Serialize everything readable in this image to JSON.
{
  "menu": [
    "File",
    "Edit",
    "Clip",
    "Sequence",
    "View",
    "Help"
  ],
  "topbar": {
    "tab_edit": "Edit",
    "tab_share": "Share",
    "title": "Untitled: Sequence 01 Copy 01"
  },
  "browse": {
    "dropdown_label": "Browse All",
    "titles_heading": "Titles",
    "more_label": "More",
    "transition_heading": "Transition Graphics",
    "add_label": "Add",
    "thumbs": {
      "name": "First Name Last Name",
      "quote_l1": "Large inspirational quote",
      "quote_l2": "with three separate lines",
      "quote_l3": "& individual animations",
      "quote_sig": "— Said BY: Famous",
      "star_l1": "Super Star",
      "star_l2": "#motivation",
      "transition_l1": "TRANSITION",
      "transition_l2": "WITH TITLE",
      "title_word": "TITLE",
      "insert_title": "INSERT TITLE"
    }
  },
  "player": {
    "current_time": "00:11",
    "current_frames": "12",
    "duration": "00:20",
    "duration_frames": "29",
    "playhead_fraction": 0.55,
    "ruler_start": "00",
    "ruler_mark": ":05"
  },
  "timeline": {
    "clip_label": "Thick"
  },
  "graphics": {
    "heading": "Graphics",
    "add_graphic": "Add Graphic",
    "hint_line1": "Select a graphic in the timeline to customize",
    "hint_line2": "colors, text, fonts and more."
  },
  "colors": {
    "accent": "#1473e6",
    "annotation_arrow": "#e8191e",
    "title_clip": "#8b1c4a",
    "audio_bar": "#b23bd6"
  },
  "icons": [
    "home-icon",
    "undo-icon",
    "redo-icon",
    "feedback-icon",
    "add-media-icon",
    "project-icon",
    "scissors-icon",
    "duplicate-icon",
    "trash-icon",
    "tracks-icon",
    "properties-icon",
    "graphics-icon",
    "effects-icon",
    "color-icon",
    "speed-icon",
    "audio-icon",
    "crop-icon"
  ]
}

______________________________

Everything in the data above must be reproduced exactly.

RESULT:
Serialize everything readable in this image to JSON.
{
  "menu": [
    "File",
    "Edit",
    "Clip",
    "Sequence",
    "View",
    "Help"
  ],
  "topbar": {
    "tab_edit": "Edit",
    "tab_share": "Share",
    "title": "Untitled: Sequence 01 Copy 01"
  },
  "browse": {
    "dropdown_label": "Browse All",
    "titles_heading": "Titles",
    "more_label": "More",
    "transition_heading": "Transition Graphics",
    "add_label": "Add",
    "thumbs": {
      "name": "First Name Last Name",
      "quote_l1": "Large inspirational quote",
      "quote_l2": "with three separate lines",
      "quote_l3": "& individual animations",
      "quote_sig": "— Said BY: Famous",
      "star_l1": "Super Star",
      "star_l2": "#motivation",
      "transition_l1": "TRANSITION",
      "transition_l2": "WITH TITLE",
      "title_word": "TITLE",
      "insert_title": "INSERT TITLE"
    }
  },
  "player": {
    "current_time": "00:11",
    "current_frames": "12",
    "duration": "00:20",
    "duration_frames": "29",
    "playhead_fraction": 0.55,
    "ruler_start": "00",
    "ruler_mark": ":05"
  },
  "timeline": {
    "clip_label": "Thick"
  },
  "graphics": {
    "heading": "Graphics",
    "add_graphic": "Add Graphic",
    "hint_line1": "Select a graphic in the timeline to customize",
    "hint_line2": "colors, text, fonts and more."
  },
  "colors": {
    "accent": "#1473e6",
    "annotation_arrow": "#e8191e",
    "title_clip": "#8b1c4a",
    "audio_bar": "#b23bd6"
  },
  "icons": [
    "home-icon",
    "undo-icon",
    "redo-icon",
    "feedback-icon",
    "add-media-icon",
    "project-icon",
    "scissors-icon",
    "duplicate-icon",
    "trash-icon",
    "tracks-icon",
    "properties-icon",
    "graphics-icon",
    "effects-icon",
    "color-icon",
    "speed-icon",
    "audio-icon",
    "crop-icon"
  ]
}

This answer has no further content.